## Common Function Families

Linear

Quadratic

Cubic

## Linear

They have one x intercept and one y intercept.

The parent function of a linear function is f(x) = x

This function goes through the origin. Both its y intercept and x intercept is (0, 0)

## Linear Transform Function

f(x) = mx + b

In the above transform equation, m essentially takes on the role of the variable a in the other transform equations, and b takes on the role of variable k.

m determines the slope of the linear function - both how steep it is, and if it is reflected over the x axis.

b determines the vertical shift of the linear function. As with k, when b is a positive value, the linear function is shifted b units up; when b is a negative value, the function is shifted |b| units down. In the case of linear functions, b also represents the y value of the y intercept: ( 0, b)

## Quadratic

The parent function of a quadratic function is f(x) = x^2

This function has its vertex at the origin. Both its x intercept and y intercept are at (0, 0). It has a step pattern of 1, 3, 5, 7 .... etc. that assists in plotting points for graphing based on an equation.

## Quadratic Transform Function

f(x) = a (x - h)^2 + k

Refer back to the Understanding Transform Functions box on how to decipher the variables.

One thing to note about the variable a is to multiply it with each number in the step pattern to figure out how many y units lie between each increase in x units. For example, in the parent function, the step pattern to the positive infinity side of the x axis is right one, up one; right one, up three; right one, up five... etc. If you have a quadratic with the value 2 as the variable a, just multiply 2 by the step pattern of 1, 3, 5, 7.... to find the step pattern for the new equation. In this case the step pattern would become 2, 6, 10, 14, and so on.

## Cubic

The parent function of a cubic function is f(x) = x^3. The x intercept and the y intercept, as well as a turning point, is located at (0, 0). It has a step pattern of 1, 7, 19, etc.

## Cubic Transform Function

f(x) = a (x - h)^3 + k

Refer back to the Understanding Transform Functions box on how to decipher the variables.

One thing to note about the variable a is to multiply it with each number in the step pattern to figure out how many y units lie between each increase in x units. For example, in the parent function, the step pattern to the positive infinity side of the x axis is right one, up one; right one, up 1; right one, up 7 ... etc. If you have a cubic with the value 2 as the variable a, just multiply 2 by the step pattern of 1, 7, 19.... to find the step pattern for the new equation. In this case the step pattern would become 2, 14, 38 and so on.

## EXAMPLE - Graphing a Quadratic Transform Function

## Step 1 Write out the transform function and identify the values of the variables. | ## Step 2 Correspond the values of the variables into what transformations they represent, and write as singular instructions. | ## Step 3 Followed steps outlined to graph your function! |

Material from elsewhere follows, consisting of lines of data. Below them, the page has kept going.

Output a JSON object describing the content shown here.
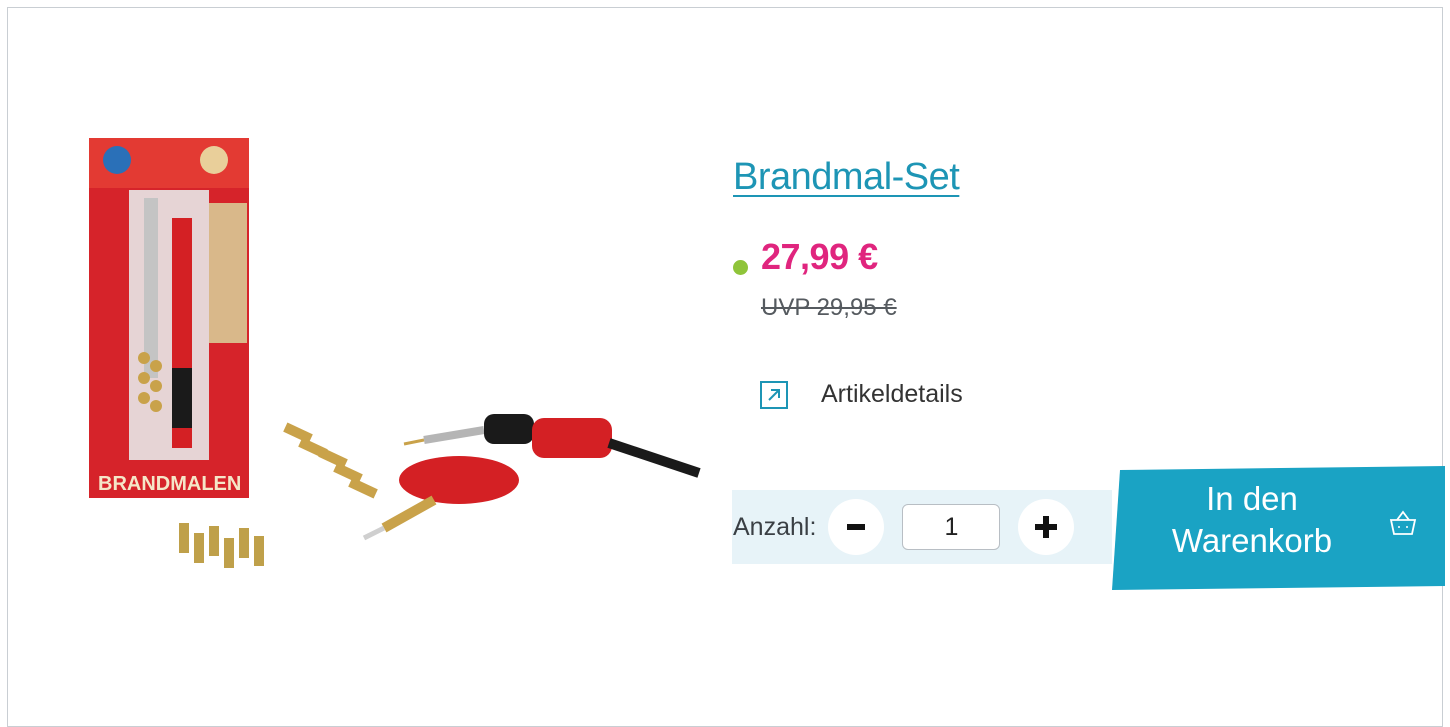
{
  "product": {
    "title": "Brandmal-Set",
    "price": "27,99 €",
    "uvp": "UVP 29,95 €",
    "stock_color": "#8fc43a",
    "image_icon": "product-image"
  },
  "details": {
    "label": "Artikeldetails",
    "icon": "external-link-arrow-icon"
  },
  "quantity": {
    "label": "Anzahl:",
    "value": "1",
    "minus_icon": "minus-icon",
    "plus_icon": "plus-icon"
  },
  "cart": {
    "label": "In den\nWarenkorb",
    "icon": "basket-icon",
    "color": "#1aa3c4"
  },
  "image": {
    "box_brand": "BRANDMALEN"
  },
  "colors": {
    "accent": "#1d95b5",
    "price": "#e0257e",
    "stock": "#8fc43a"
  }
}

## Summary

Parent functions

Graphing parent functions

Transform functions

Graphing transform functions

## Mark Your Calendars!

Test 2: Thursday, December 10, 2015